Abortion bans: The women on trial for having a miscarriage


Imelda Cortez, a Salvadoran woman charged with aggravated murder under the country's abortion law, reacts after being acquitted in Usulutan, El Salvador, December 17, 2018. ( Photo: VCG)

Evelyn Hernandez, a young Salvadoran maid, was sentenced to 30 years in jail in 2016 after she had a miscarriage. The 21-year-old has now been afforded a retrial, which resumes on Thursday, but she still risks decades behind bars.

She is not a unique case. All around the world, dozens of women have been prosecuted or imprisoned for terminating an unwanted pregnancy, as countries and courts have taken banning abortions to an extreme.

Hernandez said she was raped by a gang member but did not know she was pregnant when she suffered severe stomach pains in April 2016. She miscarried in a bathroom and passed out. When she was brought to hospital, staff accused her of having had an abortion and reported her to the authorities.

El Salvador bans all terminations, even in the case of rape or where the mother's health is at risk, and Hernandez – who has always claimed her innocence and said she would have "awaited (the child) with pride and with joy" if she had known she was pregnant – was sentenced to 30 years for aggravated homicide.

The Supreme Court ordered a retrial in February, citing insufficient evidence, but a new guilty verdict could still mean 30 to 50 years behind bars.

Although terminating a pregnancy is punishable by up to eight years in prison under Salvadoran law, prosecutors often push for the much harsher homicide charge.

Hernandez's case is just the latest to make headlines in El Salvador. 

In March, three women had their sentences commuted by the Supreme Court and were released from prison, having already served between nine and 11 years. They too had been jailed for aggravated homicide after suffering miscarriages. The court deemed the sentences "disproportionate and immoral," reports said.

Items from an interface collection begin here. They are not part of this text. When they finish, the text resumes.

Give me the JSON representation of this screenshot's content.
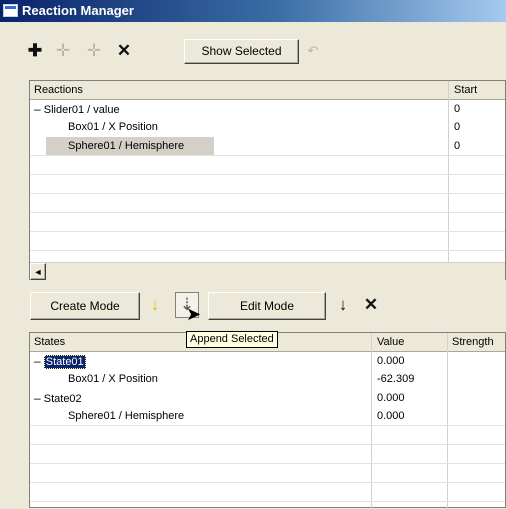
{
  "window": {
    "title": "Reaction Manager"
  },
  "toolbar_top": {
    "icons": [
      "plus-icon",
      "add-slave-icon",
      "add-selected-icon",
      "delete-icon",
      "undo-icon"
    ],
    "show_selected_label": "Show Selected"
  },
  "reactions": {
    "columns": [
      "Reactions",
      "Start"
    ],
    "rows": [
      {
        "expander": "–",
        "name": "Slider01 / value",
        "start": "0"
      },
      {
        "name": "Box01 / X Position",
        "start": "0"
      },
      {
        "name": "Sphere01 / Hemisphere",
        "start": "0",
        "selected": true
      }
    ],
    "scroll_left_glyph": "◄"
  },
  "toolbar_bottom": {
    "create_mode_label": "Create Mode",
    "edit_mode_label": "Edit Mode",
    "tooltip": "Append Selected",
    "icons": [
      "create-state-icon",
      "append-selected-icon",
      "set-state-icon",
      "delete-state-icon"
    ]
  },
  "states": {
    "columns": [
      "States",
      "Value",
      "Strength"
    ],
    "rows": [
      {
        "expander": "–",
        "name": "State01",
        "value": "0.000",
        "selected": true
      },
      {
        "name": "Box01 / X Position",
        "value": "-62.309"
      },
      {
        "expander": "–",
        "name": "State02",
        "value": "0.000"
      },
      {
        "name": "Sphere01 / Hemisphere",
        "value": "0.000"
      }
    ]
  }
}
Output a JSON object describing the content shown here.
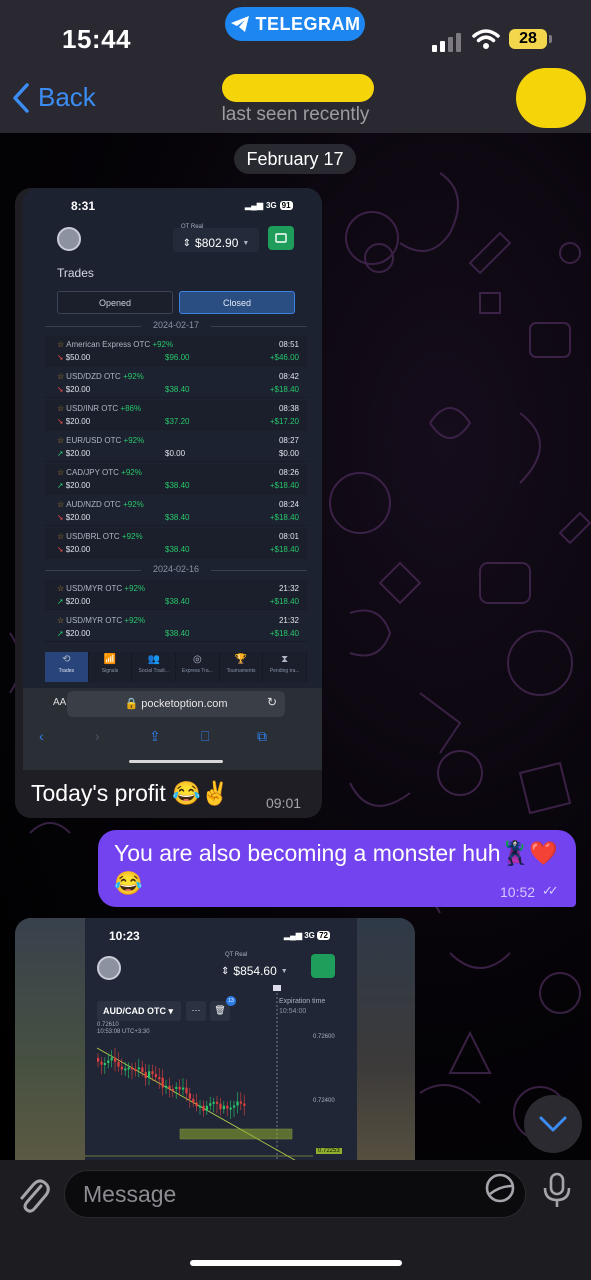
{
  "status_bar": {
    "time": "15:44",
    "app_pill": "TELEGRAM",
    "battery": "28"
  },
  "header": {
    "back_label": "Back",
    "subtitle": "last seen recently"
  },
  "date_divider": "February 17",
  "message1": {
    "screenshot": {
      "phone_time": "8:31",
      "network": "3G",
      "phone_battery": "91",
      "account_type": "QT Real",
      "balance": "$802.90",
      "section_title": "Trades",
      "tabs": [
        "Opened",
        "Closed"
      ],
      "active_tab": "Closed",
      "groups": [
        {
          "date": "2024-02-17",
          "rows": [
            {
              "pair": "American Express OTC",
              "pct": "+92%",
              "dir": "down",
              "amount": "$50.00",
              "return": "$96.00",
              "time": "08:51",
              "profit": "+$46.00"
            },
            {
              "pair": "USD/DZD OTC",
              "pct": "+92%",
              "dir": "down",
              "amount": "$20.00",
              "return": "$38.40",
              "time": "08:42",
              "profit": "+$18.40"
            },
            {
              "pair": "USD/INR OTC",
              "pct": "+86%",
              "dir": "down",
              "amount": "$20.00",
              "return": "$37.20",
              "time": "08:38",
              "profit": "+$17.20"
            },
            {
              "pair": "EUR/USD OTC",
              "pct": "+92%",
              "dir": "up",
              "amount": "$20.00",
              "return": "$0.00",
              "time": "08:27",
              "profit": "$0.00"
            },
            {
              "pair": "CAD/JPY OTC",
              "pct": "+92%",
              "dir": "up",
              "amount": "$20.00",
              "return": "$38.40",
              "time": "08:26",
              "profit": "+$18.40"
            },
            {
              "pair": "AUD/NZD OTC",
              "pct": "+92%",
              "dir": "down",
              "amount": "$20.00",
              "return": "$38.40",
              "time": "08:24",
              "profit": "+$18.40"
            },
            {
              "pair": "USD/BRL OTC",
              "pct": "+92%",
              "dir": "down",
              "amount": "$20.00",
              "return": "$38.40",
              "time": "08:01",
              "profit": "+$18.40"
            }
          ]
        },
        {
          "date": "2024-02-16",
          "rows": [
            {
              "pair": "USD/MYR OTC",
              "pct": "+92%",
              "dir": "up",
              "amount": "$20.00",
              "return": "$38.40",
              "time": "21:32",
              "profit": "+$18.40"
            },
            {
              "pair": "USD/MYR OTC",
              "pct": "+92%",
              "dir": "up",
              "amount": "$20.00",
              "return": "$38.40",
              "time": "21:32",
              "profit": "+$18.40"
            }
          ]
        }
      ],
      "bottom_nav": [
        "Trades",
        "Signals",
        "Social Tradi...",
        "Express Tra...",
        "Tournaments",
        "Pending tra..."
      ],
      "address_aa": "AA",
      "url": "pocketoption.com"
    },
    "caption": "Today's profit 😂✌️",
    "time": "09:01"
  },
  "message2": {
    "text": "You are also becoming a monster huh🦹‍♀️❤️ 😂",
    "time": "10:52"
  },
  "message3": {
    "screenshot": {
      "phone_time": "10:23",
      "network": "3G",
      "phone_battery": "72",
      "account_type": "QT Real",
      "balance": "$854.60",
      "asset": "AUD/CAD OTC",
      "more_button": "···",
      "badge": "13",
      "expiration_label": "Expiration time",
      "expiration_value": "10:54:00",
      "price_label_a": "0.72610",
      "price_label_b": "10:53:08 UTC+3:30",
      "axis_ticks": [
        "0.72600",
        "0.72400",
        "0.72253"
      ]
    }
  },
  "composer": {
    "placeholder": "Message"
  },
  "colors": {
    "accent": "#3b8df4",
    "outgoing_bubble": "#7443f0",
    "telegram_pill": "#1d86f0"
  },
  "icons": [
    "back-chevron-icon",
    "telegram-plane-icon",
    "signal-icon",
    "wifi-icon",
    "paperclip-icon",
    "sticker-icon",
    "mic-icon",
    "chevron-down-icon"
  ]
}
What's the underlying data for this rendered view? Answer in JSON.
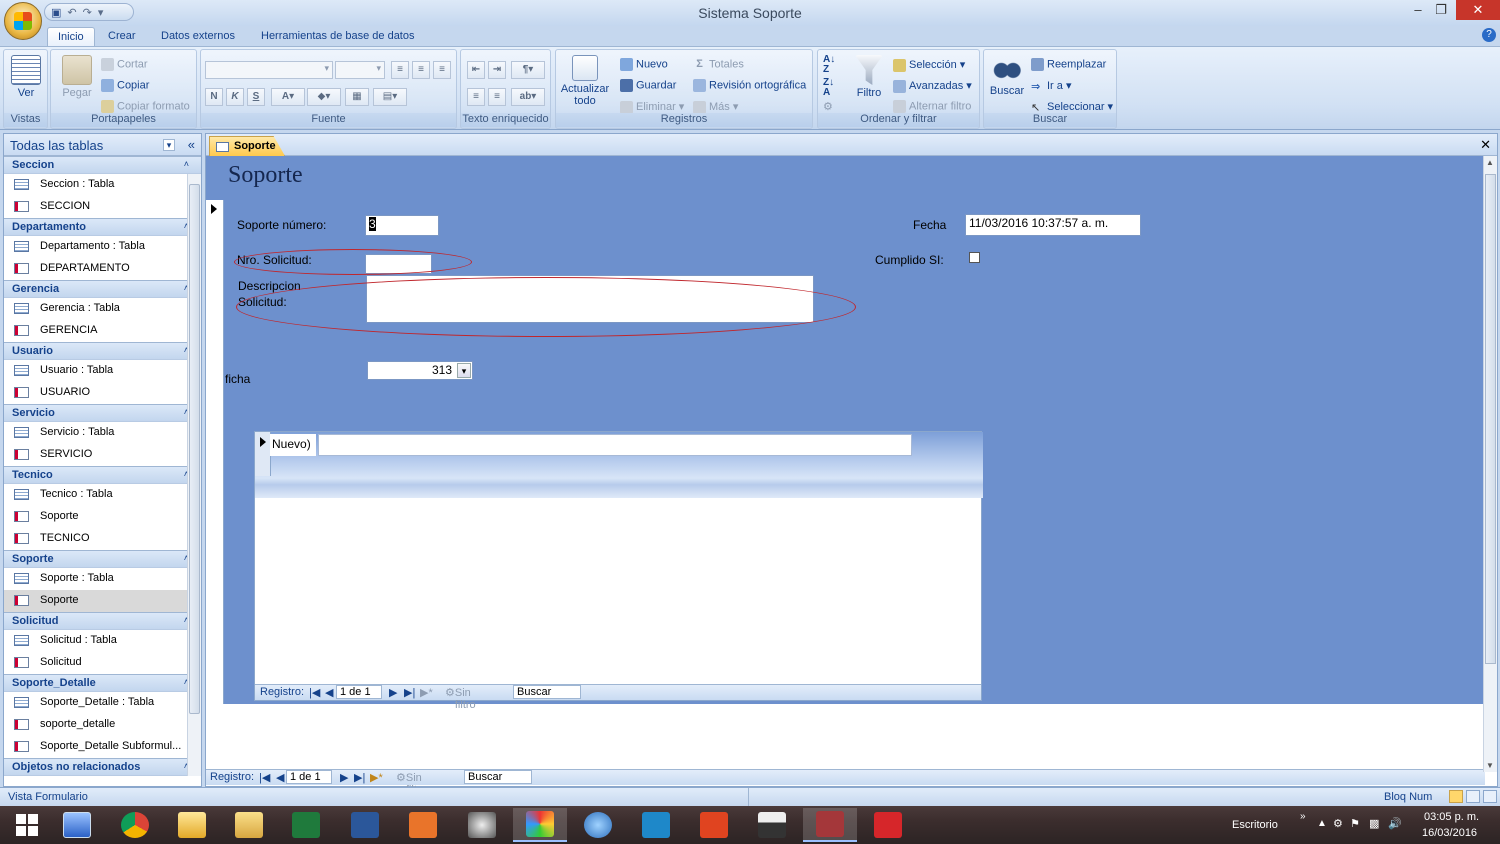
{
  "window": {
    "title": "Sistema Soporte"
  },
  "tabs": [
    {
      "label": "Inicio",
      "active": true
    },
    {
      "label": "Crear"
    },
    {
      "label": "Datos externos"
    },
    {
      "label": "Herramientas de base de datos"
    }
  ],
  "ribbon": {
    "vistas": {
      "label": "Vistas",
      "ver": "Ver"
    },
    "portapapeles": {
      "label": "Portapapeles",
      "pegar": "Pegar",
      "cortar": "Cortar",
      "copiar": "Copiar",
      "copiar_formato": "Copiar formato"
    },
    "fuente": {
      "label": "Fuente",
      "bold": "N",
      "italic": "K",
      "underline": "S"
    },
    "texto": {
      "label": "Texto enriquecido"
    },
    "registros": {
      "label": "Registros",
      "actualizar": "Actualizar todo",
      "nuevo": "Nuevo",
      "guardar": "Guardar",
      "eliminar": "Eliminar",
      "totales": "Totales",
      "revision": "Revisión ortográfica",
      "mas": "Más"
    },
    "ordenar": {
      "label": "Ordenar y filtrar",
      "filtro": "Filtro",
      "seleccion": "Selección",
      "avanzadas": "Avanzadas",
      "alternar": "Alternar filtro"
    },
    "buscar": {
      "label": "Buscar",
      "buscar": "Buscar",
      "reemplazar": "Reemplazar",
      "ira": "Ir a",
      "seleccionar": "Seleccionar"
    }
  },
  "nav": {
    "header": "Todas las tablas",
    "groups": [
      {
        "name": "Seccion",
        "items": [
          "Seccion : Tabla",
          "SECCION"
        ]
      },
      {
        "name": "Departamento",
        "items": [
          "Departamento : Tabla",
          "DEPARTAMENTO"
        ]
      },
      {
        "name": "Gerencia",
        "items": [
          "Gerencia : Tabla",
          "GERENCIA"
        ]
      },
      {
        "name": "Usuario",
        "items": [
          "Usuario : Tabla",
          "USUARIO"
        ]
      },
      {
        "name": "Servicio",
        "items": [
          "Servicio : Tabla",
          "SERVICIO"
        ]
      },
      {
        "name": "Tecnico",
        "items": [
          "Tecnico : Tabla",
          "Soporte",
          "TECNICO"
        ]
      },
      {
        "name": "Soporte",
        "items": [
          "Soporte : Tabla",
          "Soporte"
        ]
      },
      {
        "name": "Solicitud",
        "items": [
          "Solicitud : Tabla",
          "Solicitud"
        ]
      },
      {
        "name": "Soporte_Detalle",
        "items": [
          "Soporte_Detalle : Tabla",
          "soporte_detalle",
          "Soporte_Detalle Subformul..."
        ]
      },
      {
        "name": "Objetos no relacionados",
        "items": []
      }
    ]
  },
  "doc": {
    "tab": "Soporte"
  },
  "form": {
    "title": "Soporte",
    "soporte_numero_label": "Soporte número:",
    "soporte_numero_value": "3",
    "nro_solicitud_label": "Nro. Solicitud:",
    "nro_solicitud_value": "",
    "descripcion_label": "Descripcion Solicitud:",
    "descripcion_value": "",
    "fecha_label": "Fecha",
    "fecha_value": "11/03/2016 10:37:57 a. m.",
    "cumplido_label": "Cumplido SI:",
    "cumplido_checked": false,
    "ficha_label": "ficha",
    "ficha_value": "313",
    "subform_new": "Nuevo)"
  },
  "subnav": {
    "label": "Registro:",
    "position": "1 de 1",
    "filter": "Sin filtro",
    "search": "Buscar"
  },
  "mainnav": {
    "label": "Registro:",
    "position": "1 de 1",
    "filter": "Sin filtro",
    "search": "Buscar"
  },
  "status": {
    "left": "Vista Formulario",
    "right": "Bloq Num"
  },
  "taskbar": {
    "desktop": "Escritorio",
    "time": "03:05 p. m.",
    "date": "16/03/2016"
  },
  "colors": {
    "form_bg": "#6d90cd",
    "accent": "#15428b",
    "close": "#c7352a"
  }
}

In all, 147 women were jailed in the Central American country between 2000 and 2014 for terminating a pregnancy, with just 39 freed on appeal, according to the Citizen Group for the Decriminalization of Abortion (CFDA), a local advocacy group. 

Since 2014, 146 new cases have been prosecuted, with 60 ending in jail sentences, 24 of them for aggravated homicide, the CFDA found. 

A worldwide problem

Not just El Salvador has taken such drastic measures.

An Indonesian court last year sentenced a 15-year-old girl who had been raped by her brother to six months in prison for getting an abortion.

She was released after her case made international headlines. "While she did have an abortion, the circumstances forced her to do so," the local court in Sumatra ruled. Terminating a pregnancy is allowed in Indonesia in cases of rape or for health reasons, but otherwise carries a jail sentence of up to 10 years.

In Argentina, a young woman was sentenced to eight years in prison for aggravated murder in 2014 after she suffered a miscarriage. Only a nationwide campaign and calls by the United Nations helped get her released and acquitted two years later.

Malta, the only EU country to still ban abortions outright, has prosecuted three women since 2006 for terminating a pregnancy, Home Affairs Minister Michael Farrugia disclosed earlier this year. The women received suspended sentences of up to three years. One of them, a 30-year-old Tunisian woman, had swallowed pills to induce an abortion. 

From Tonga to Honduras, there have been more reports of women being arrested and tried for seeking an abortion. 

Meanwhile, Senegal, the Democratic Republic of Congo and even developed nations like Andorra and Liechtenstein still have laws on the books that prescribe jail sentences ranging from six months to 10 years.

In all, 26 countries – including the Philippines, Egypt, Laos and Madagascar – still ban abortion no matter what the circumstances, while over 100 allow it only when the mother's health is at risk, according to the Guttmacher Institute.

A glimmer of hope

In the case of El Salvador however, women's rights groups see some cause for hope.

President Nayib Bukele, who took office in June, has shown signs he might support modifying the law. 

"If a poor woman has a miscarriage, she's immediately suspected of having had an abortion," he said last year. "We can't assume guilt when what a woman needs is immediate assistance."

Now Hernandez's retrial is being seen as a test of his willingness to push through reform.